━━ DATA EXCERPTS

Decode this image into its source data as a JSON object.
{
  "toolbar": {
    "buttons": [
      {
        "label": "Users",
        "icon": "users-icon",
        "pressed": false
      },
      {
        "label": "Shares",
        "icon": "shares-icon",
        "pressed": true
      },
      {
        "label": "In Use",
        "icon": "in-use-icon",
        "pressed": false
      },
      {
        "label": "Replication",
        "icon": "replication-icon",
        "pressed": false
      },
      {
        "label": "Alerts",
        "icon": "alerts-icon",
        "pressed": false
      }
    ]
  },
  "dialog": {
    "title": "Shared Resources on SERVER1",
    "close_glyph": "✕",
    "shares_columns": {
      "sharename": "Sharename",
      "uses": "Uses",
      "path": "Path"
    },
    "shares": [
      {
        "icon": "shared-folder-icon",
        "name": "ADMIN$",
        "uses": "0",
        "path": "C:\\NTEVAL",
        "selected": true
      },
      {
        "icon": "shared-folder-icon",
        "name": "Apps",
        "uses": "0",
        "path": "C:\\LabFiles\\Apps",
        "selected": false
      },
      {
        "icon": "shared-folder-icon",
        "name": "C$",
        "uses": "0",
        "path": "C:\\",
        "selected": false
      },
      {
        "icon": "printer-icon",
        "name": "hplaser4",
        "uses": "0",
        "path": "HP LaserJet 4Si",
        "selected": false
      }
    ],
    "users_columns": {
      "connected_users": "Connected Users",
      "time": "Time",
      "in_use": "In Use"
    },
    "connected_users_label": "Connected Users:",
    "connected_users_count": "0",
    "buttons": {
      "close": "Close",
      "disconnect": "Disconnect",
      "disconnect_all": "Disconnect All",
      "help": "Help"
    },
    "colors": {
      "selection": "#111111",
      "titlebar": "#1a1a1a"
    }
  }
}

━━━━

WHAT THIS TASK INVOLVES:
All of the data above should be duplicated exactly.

REPLY:
Decode this image into its source data as a JSON object.
{
  "toolbar": {
    "buttons": [
      {
        "label": "Users",
        "icon": "users-icon",
        "pressed": false
      },
      {
        "label": "Shares",
        "icon": "shares-icon",
        "pressed": true
      },
      {
        "label": "In Use",
        "icon": "in-use-icon",
        "pressed": false
      },
      {
        "label": "Replication",
        "icon": "replication-icon",
        "pressed": false
      },
      {
        "label": "Alerts",
        "icon": "alerts-icon",
        "pressed": false
      }
    ]
  },
  "dialog": {
    "title": "Shared Resources on SERVER1",
    "close_glyph": "✕",
    "shares_columns": {
      "sharename": "Sharename",
      "uses": "Uses",
      "path": "Path"
    },
    "shares": [
      {
        "icon": "shared-folder-icon",
        "name": "ADMIN$",
        "uses": "0",
        "path": "C:\\NTEVAL",
        "selected": true
      },
      {
        "icon": "shared-folder-icon",
        "name": "Apps",
        "uses": "0",
        "path": "C:\\LabFiles\\Apps",
        "selected": false
      },
      {
        "icon": "shared-folder-icon",
        "name": "C$",
        "uses": "0",
        "path": "C:\\",
        "selected": false
      },
      {
        "icon": "printer-icon",
        "name": "hplaser4",
        "uses": "0",
        "path": "HP LaserJet 4Si",
        "selected": false
      }
    ],
    "users_columns": {
      "connected_users": "Connected Users",
      "time": "Time",
      "in_use": "In Use"
    },
    "connected_users_label": "Connected Users:",
    "connected_users_count": "0",
    "buttons": {
      "close": "Close",
      "disconnect": "Disconnect",
      "disconnect_all": "Disconnect All",
      "help": "Help"
    },
    "colors": {
      "selection": "#111111",
      "titlebar": "#1a1a1a"
    }
  }
}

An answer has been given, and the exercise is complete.